7. And yet... if there was a third wheel on ProStars (and considering how many members were on the team there would kind of have to be) it was Gretzky. Which is sort of mind-boggling when you consider that America was still struggling with the idea of political correctness and racial sensitivity, and some major-media commenters were still questioning, for example, how successful a black quarterback could be in the NFL (overlooking the fact that Doug Williams had recently led the Redskins to the Super Bowl and Warren Moon and Randall Cunningham were also doing just fine, thank you very much). But on ProStars, the team's most vital members- Michael and Bo- were the African-American ones. Michael was the leader and the brains of the outfit, and Bo was super-strong.

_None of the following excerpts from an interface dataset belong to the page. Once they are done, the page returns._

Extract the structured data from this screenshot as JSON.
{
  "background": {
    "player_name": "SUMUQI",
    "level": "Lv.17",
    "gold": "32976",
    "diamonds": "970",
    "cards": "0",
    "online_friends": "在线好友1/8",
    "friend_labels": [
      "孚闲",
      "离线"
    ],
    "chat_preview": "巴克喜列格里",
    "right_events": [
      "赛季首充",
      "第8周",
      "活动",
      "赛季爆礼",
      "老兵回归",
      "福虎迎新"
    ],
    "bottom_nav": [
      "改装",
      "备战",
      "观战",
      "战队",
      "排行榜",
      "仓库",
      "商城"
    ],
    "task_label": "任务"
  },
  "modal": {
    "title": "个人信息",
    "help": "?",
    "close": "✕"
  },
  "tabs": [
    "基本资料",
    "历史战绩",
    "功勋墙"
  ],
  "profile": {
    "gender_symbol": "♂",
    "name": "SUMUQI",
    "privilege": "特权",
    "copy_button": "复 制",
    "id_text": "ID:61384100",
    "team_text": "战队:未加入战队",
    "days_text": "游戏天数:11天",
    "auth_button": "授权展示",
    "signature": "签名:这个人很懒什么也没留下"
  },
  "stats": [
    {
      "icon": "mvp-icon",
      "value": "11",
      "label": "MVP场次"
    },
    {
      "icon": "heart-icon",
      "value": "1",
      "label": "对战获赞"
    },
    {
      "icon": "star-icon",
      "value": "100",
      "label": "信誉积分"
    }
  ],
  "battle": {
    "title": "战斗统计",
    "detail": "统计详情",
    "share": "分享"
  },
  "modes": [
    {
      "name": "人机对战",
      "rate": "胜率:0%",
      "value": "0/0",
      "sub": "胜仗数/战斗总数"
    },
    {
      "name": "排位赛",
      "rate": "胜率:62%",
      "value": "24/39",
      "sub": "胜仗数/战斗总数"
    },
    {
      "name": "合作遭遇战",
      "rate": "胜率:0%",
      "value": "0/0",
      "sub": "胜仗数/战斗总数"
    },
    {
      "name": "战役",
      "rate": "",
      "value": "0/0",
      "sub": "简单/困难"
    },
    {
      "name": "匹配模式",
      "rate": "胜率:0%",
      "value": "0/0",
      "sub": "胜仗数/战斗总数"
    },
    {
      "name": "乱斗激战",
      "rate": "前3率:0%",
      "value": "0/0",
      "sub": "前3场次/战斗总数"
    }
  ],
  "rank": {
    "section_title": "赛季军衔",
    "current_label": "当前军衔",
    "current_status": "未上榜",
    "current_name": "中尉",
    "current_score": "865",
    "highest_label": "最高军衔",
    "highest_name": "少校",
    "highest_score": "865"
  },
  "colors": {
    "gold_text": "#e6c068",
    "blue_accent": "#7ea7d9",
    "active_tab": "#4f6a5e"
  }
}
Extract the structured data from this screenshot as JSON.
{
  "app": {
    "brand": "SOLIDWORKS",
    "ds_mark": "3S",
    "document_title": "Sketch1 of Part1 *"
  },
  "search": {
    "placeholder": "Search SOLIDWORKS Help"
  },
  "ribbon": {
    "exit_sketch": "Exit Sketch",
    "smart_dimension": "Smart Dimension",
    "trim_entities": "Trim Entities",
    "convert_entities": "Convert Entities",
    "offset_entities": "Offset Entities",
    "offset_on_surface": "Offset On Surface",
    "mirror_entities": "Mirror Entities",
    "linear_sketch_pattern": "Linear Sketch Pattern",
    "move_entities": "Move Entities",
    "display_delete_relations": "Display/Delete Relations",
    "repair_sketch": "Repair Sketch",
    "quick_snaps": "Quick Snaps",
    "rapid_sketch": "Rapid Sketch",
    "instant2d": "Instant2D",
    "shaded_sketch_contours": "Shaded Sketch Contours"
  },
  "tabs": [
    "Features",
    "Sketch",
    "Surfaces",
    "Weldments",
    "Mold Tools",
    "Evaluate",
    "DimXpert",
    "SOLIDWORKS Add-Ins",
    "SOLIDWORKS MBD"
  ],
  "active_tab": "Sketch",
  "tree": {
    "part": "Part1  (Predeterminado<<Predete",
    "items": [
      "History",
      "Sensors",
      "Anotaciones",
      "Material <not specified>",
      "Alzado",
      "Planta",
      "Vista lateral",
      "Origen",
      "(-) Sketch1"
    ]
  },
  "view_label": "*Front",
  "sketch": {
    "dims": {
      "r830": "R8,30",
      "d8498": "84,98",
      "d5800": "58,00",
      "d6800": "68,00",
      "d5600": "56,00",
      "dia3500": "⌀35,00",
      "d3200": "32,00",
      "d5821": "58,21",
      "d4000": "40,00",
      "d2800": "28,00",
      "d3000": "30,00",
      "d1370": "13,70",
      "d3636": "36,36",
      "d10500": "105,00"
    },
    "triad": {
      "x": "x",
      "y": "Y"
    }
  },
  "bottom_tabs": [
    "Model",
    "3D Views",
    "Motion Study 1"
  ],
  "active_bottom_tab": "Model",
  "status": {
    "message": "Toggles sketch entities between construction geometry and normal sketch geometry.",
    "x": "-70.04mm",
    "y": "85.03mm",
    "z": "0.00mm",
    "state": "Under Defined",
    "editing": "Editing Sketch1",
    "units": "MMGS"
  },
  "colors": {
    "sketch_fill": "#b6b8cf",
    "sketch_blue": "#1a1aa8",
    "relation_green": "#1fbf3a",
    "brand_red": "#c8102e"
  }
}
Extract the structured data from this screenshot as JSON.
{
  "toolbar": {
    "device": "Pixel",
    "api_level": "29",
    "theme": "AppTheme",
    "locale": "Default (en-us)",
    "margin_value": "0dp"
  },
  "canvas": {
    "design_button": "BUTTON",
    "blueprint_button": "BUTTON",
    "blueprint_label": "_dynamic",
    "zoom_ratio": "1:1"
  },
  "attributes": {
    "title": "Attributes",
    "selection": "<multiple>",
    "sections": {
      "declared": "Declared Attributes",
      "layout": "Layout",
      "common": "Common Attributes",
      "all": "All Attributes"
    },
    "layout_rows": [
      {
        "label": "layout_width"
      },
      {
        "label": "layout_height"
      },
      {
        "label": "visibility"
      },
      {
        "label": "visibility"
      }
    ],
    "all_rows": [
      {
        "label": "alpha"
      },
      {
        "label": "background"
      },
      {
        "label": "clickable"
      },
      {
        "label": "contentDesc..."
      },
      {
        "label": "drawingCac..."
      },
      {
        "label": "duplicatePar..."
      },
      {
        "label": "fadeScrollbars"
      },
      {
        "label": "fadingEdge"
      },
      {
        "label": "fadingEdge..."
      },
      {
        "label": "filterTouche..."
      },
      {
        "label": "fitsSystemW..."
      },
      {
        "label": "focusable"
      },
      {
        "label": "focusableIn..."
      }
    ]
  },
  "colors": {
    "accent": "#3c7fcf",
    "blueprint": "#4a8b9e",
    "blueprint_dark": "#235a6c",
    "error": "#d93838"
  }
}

Wayne was just kind of there to help out when needed, like if something required skating and/or smacking an object with a stick. A pretty limited skill set compared with the other two. Wayne wasn't just the white guy on the team - he was the TOKEN white guy.

8. So the writers, in an attempt to justify the Wayne character's presence on the show, turned him into the primary source of comic relief. Considering we were just coming out of the 1980s, a golden age for the cliché of the wacky black sidekick, that was a risky enough move. But look at how much of Wayne's comic relief stems from his appetite (seriously, the dude talks about food, like, all the time) and the show becomes downright subversive. That's right, kids - at the height of the War on Drugs and the era of Just Say No, the creators of ProStars were selling kids on the idea that one of the world's most celebrated athletes was HIGH AS A KITE. Suck it, Nancy Reagan!

9. This being the early 90s, they couldn't have a show aimed at kids without including a lesson at the end. But there's something about having the lesson delivered by Wayne Gretzky and Bo Jackson (and less frequently, Michael Jordan) goofing around on soundstages while pretending to talk to each other that makes it go down somewhat easier. Plus there's one episode that doesn't really have a moral, so Wayne just ends up talking about the history of the Stanley Cup. Because he could do that, y'know. His name was engraved on it four times (at the time, anyway).

10. And finally... because after one season, the producers of ProStars already felt like they had enough awesome material for a clip show. That takes some serious cast-iron balls, folks.

So anyway, where's our deluxe-edition ProStars Blu-Ray, Criterion? I hereby volunteer to write the essay.

No comments: